13.58: WE HAVE A WINNER! Kevin Pieterson is the man in power as England defeat Pakistan.

14.21: You mustn’t spoil your ballot paper—if it’s a close call, they award extra credit for neatness.

15.03: Crisis for the BNP. Hoping to get his party’s webpage back in its full glory, Nick Griffin spends the last twenty four hours trying to do a Downfall parody meme for the election, but cannot post it. He does not see the irony.

16.21: Rarely do we know in advance that a day is going to be historic. Today is one of those days. Here’s a thrifty tidbit for you: buy an issue of each of the major papers and seal them in plastic. In the future, you will be able to sell these on eBay for a good £2.50 each. Free money!

17.43: Cameron claims Obama’s support before realizing that the “slick” the President is working so hard to get sorted doesn’t refer to him.

18.15: Shock news…Charles Kennedy can’t take the pressure, steps down and has, in the last half hour, developed a drinking problem.

19.47: If you’ve not voted yet, get your little bottoms into gear. As soon as you’re behind the curtains, read each of the parties’ names carefully (sometimes they do try to trick you).

20.19: Christopher’s heading over here shortly to accompany me for the election results. It’s a potluck event. I’m providing cheese, crackers, biscuits, and other nibbles. Christopher’s bringing Bacardi Breezers.

21.14: If Nick Griffin is standing in Barking, shouldn’t Cameron represent Cockermouth, Brown Pity Me, and Clegg Lickey End?

22.00 Anyone who’s been turned away from the polling booth, please remember that my ballot box is accessible twenty four hours a day.

23.44: They’ll keep the red flag flying here (in Sunderland).

0.28: I do hereby declare that Joan Collins should keep her trap shut.

1.01: My first experience with a Swing–O–Meter was in my early twenties at a rather unorthodox job interview. It was measuring something slightly different than the one is tonight (though my result was highly un-Conservative).

1.34: Gordon Brown finally genuinely smiled. A genuine one is much less scary. Congratulations, Mister Prime Minister.

1.46: Freedom for Tooting!

2.21: Oh, Lembit. How we’ll miss your quirky ideas and gal pals.

2.32: Just because the UK followed the US style of televised debates doesn’t mean you needed to go whole hog and introduce American dodgy scandals at the polls. My word, there are already Facebook groups set up to protest!

3.01: Well done to the Monster Raving Loonies for giving Cameron a real run for his money. I’ve no doubt you fought as hard and as determinedly as you could. I’m sure your constituency is proud.

4.37: Porn destroys lives—ask Jacqui Smith.

4.52: Balls.

5.59: I can’t believe Nick Griffin’s reaction. I was surprised when he got the tears in his eyes, but when he fell down, went foetal and began rocking like a baby, I just about shit myself.

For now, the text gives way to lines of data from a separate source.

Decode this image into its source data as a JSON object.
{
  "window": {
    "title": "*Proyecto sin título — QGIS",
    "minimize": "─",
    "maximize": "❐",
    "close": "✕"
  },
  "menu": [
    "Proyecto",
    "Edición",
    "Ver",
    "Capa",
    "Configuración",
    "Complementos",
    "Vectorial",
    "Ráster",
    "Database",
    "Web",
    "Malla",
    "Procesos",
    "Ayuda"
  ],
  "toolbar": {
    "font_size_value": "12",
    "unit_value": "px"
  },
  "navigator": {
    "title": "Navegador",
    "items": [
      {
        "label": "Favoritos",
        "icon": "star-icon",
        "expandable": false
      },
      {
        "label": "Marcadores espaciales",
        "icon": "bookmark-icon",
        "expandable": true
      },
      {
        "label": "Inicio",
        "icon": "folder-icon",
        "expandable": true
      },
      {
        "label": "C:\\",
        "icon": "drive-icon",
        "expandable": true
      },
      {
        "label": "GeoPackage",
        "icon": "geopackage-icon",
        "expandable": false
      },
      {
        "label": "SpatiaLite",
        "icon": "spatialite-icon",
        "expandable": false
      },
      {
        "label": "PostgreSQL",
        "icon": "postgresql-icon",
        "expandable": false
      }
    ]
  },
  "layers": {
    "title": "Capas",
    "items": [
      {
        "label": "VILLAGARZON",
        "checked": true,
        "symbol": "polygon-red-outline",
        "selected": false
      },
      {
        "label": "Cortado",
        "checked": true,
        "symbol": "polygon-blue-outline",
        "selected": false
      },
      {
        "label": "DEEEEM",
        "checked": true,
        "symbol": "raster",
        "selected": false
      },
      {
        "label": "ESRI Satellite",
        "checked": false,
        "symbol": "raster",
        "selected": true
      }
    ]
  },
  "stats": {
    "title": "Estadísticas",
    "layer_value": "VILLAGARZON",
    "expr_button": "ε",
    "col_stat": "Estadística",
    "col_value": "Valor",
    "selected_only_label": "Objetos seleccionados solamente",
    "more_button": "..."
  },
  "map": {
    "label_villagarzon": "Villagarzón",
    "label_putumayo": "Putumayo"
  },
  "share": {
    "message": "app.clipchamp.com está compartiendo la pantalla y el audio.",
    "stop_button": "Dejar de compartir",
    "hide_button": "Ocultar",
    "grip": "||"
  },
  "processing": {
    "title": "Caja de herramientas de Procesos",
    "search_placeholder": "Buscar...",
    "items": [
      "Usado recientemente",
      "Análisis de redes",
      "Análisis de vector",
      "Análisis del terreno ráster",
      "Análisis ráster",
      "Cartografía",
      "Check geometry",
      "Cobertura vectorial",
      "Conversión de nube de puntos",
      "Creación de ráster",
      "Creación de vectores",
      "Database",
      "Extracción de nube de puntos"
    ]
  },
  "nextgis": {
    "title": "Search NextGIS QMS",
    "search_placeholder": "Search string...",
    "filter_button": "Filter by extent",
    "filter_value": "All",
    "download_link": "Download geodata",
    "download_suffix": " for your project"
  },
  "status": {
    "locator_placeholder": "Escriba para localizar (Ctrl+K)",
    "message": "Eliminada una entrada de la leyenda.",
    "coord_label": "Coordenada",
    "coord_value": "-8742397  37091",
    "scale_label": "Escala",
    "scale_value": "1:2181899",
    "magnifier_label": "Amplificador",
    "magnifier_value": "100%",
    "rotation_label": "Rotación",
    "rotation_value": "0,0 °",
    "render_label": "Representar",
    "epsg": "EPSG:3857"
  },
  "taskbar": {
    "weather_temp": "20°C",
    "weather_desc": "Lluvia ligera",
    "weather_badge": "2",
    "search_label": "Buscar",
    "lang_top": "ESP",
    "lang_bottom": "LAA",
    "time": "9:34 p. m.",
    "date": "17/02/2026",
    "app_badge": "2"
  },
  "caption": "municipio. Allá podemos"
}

6.44: I’m cross with Christopher. I think he’s eaten too many biscuits. He’s just spent quite a bit of time moaning on the floor, distracting me from the lovely Nick Clegg’s results. I knew Jaffa Cakes were a bad idea. I’ve always said they’re not real biscuits; now perhaps Christopher will accept that I’m right.

7.08: Now I’m feeling a bit funny in the tummy. I didn’t have any Jaffa Cakes, mind—I think it’s just the feeling I get when I hear Clegg described as the “king maker.”

7.47: I’ve put Christopher to bed, but he can’t seem to settle. I’m going to go sit with him for a bit. Gordon, don’t stand down while I’m gone.